By John Morgan -Via MMA Junkie
LAS VEGAS – Former UFC welterweight champion Johny Hendricks has no excuses for his performance at Saturday’s UFC 181 event. Instead, he has a simple evaluation: “I didn’t fight.”
In the pay-per-view headliner at Las Vegas’ Mandalay Bay Events Center, Hendricks(16-3 MMA, 11-3 UFC) faced the man he beat in March to win the then-vacant UFC welterweight title, Robbie Lawler (25-10 MMA, 10-4 UFC). While it wasn’t the “Fight of the Year” candidate the first bout was, the rematch was closely contested throughout the 25-minute affair.
And though Hendricks weathered an early storm and took clear control of the fight in the second and third rounds, he began to fade in the championship frames, which allowed Lawler to score much-needed points over the final 10 minutes and claim a razor-thin split-decision win.
Hendricks didn’t necessarily speculate as to what caused him to shut down but admitted he fell apart as the fight wore on.
“I thought I did pretty good the first three (rounds),” Lawler told MMAjunkie after the fight (watch the post-UFC 181 press conference). “In the fourth round, I started slowing down a little bit. But you can’t take nothing away from Robbie. What did I say the whole time? He’s a tough fighter. He’s a guy that you’ve got to put away. I wasn’t able to do that tonight, and the judges gave it to him.
“What can I do except for come back like he did, pick myself up and get that belt back?”
Hendricks does have at least one reasonable excuse at his disposal. After all, a torn bicep suffered in the first fight was expected to keep him sidelined until next year, but when UFC middleweight champion Chris Weidman suffered an injury and was forced to withdraw from UFC 181, Hendricks was asked to speed up his schedule to help bolster the UFC’s final PPV of 2014
Hendricks was asked if he would like to point to that shift as a reason he appeared a little flat, but the Team Takedown fighter refused.
“I can’t do that,” Hendricks said. “I’m not going to take anything away from Robbie Lawler. Robbie fought good. He deserved to get his hand raised tonight.”

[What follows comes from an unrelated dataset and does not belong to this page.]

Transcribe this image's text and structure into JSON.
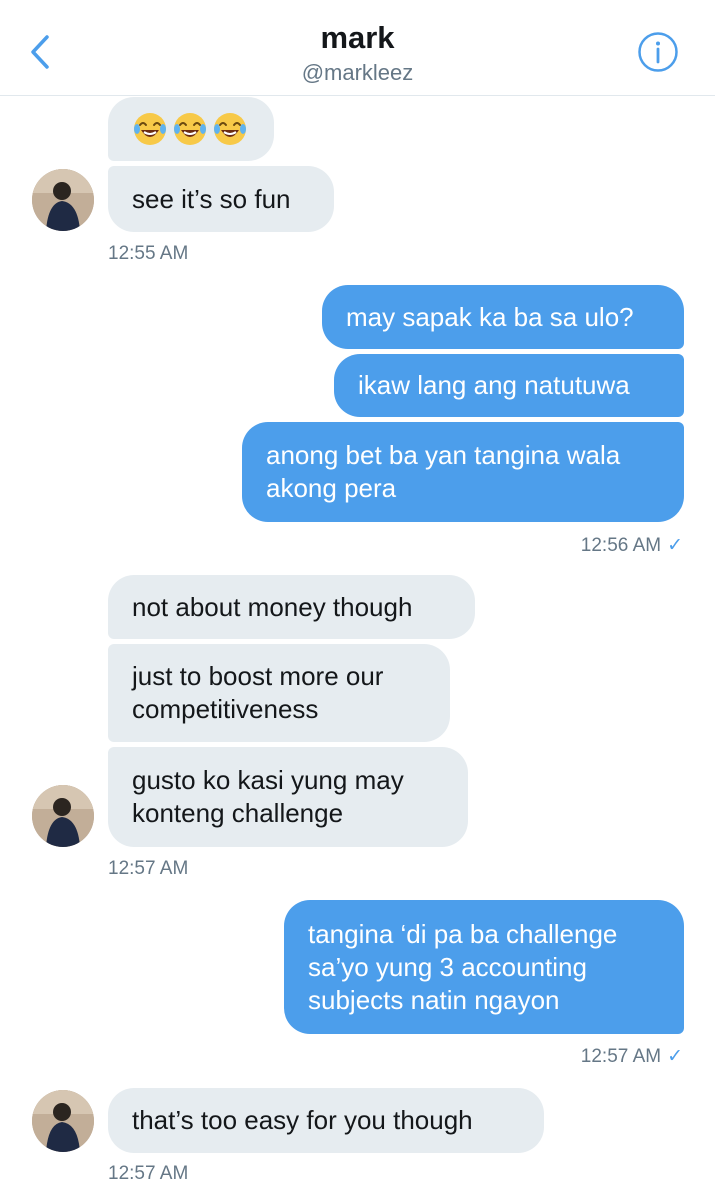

Hendricks is likely to hear criticism of his performance over the coming weeks and months. After all, he appeared the sharper fighter for most of the contest, but he let off the accelerator when he needed it most. A gritty Lawler then seized that opportunity to earn the belt with a late rally (watch the Lawler vs. Hendricks video highlights). But Hendricks said he doesn’t need to hear the evaluations to know he dropped the ball in his first attempt at defending the UFC welterweight title.
“Look at the fourth and fifth round; I just didn’t fight,” Hendricks said. “I didn’t come out the fourth and the fifth like I normally do. It is what it is.
“I’m going to be my worst critic. I don’t need you guys to sit there and say, ‘Oh, he looked like sh-t,’ or, ‘He looked like this.’ That’s my job. That’s what it was. I didn’t stay light on my feet like I should have. I should have done a couple other things to secure my win, but you get lost in the moment. That happened to me, but I’ll be back. I’ll be back.”
What comes next could be very interesting. After all, Rory MacDonald is currently waiting in the wings and had been tabbed as the next welterweight title challenger. But with the potential for a trilogy between Lawler and Hendricks hanging in the balance, UFC officials way very well opt for an audible.
The former champ declined to lobby for such a scenario but certainly didn’t minimize his interest in another instant rematch.
“That’s not my call,” Hendricks said. “Whatever the UFC wants, that’s what I’m going to do. That’s my management’s job and my coaches. If they want the rematch, then we’ll do the rematch. I’m perfectly fine with that.”
So for now, Hendricks goes home to nurse his wounds and ponder what might have been. His attitude seemed as positive as possible for such a disappointing situation, and like most put in a similar position before him, he vowed to return stronger. And if there were an admission of one pre-fight problem, it may have come there.
A well-known fast-food aficionado who enjoys his Baconators as much as any other red-blooded American, the 31-year-old admitted he’s going to stay much closer to his fighting weight in the offseason and hopefully avoid any more of his now-legendary massive weight cuts.
“First off, foremost, I need to say that I feel blessed,” Hendricks said. “The good Lord blessed me with a great wife, great kids and the fighting. The fight tonight made me learn a lot about myself, a lot about what I need to do, and a lot about what I need to correct in my camp – and a lot revolves around not walking around at 215 (pounds). I’m going to make that decision.
“I’m going to work with Mike Dolce and stay around 195 and do everything right because I had that belt, and I want it back. I love food, too, don’t get me wrong, and that’s going to be a tough decision. But I love that belt more than food.”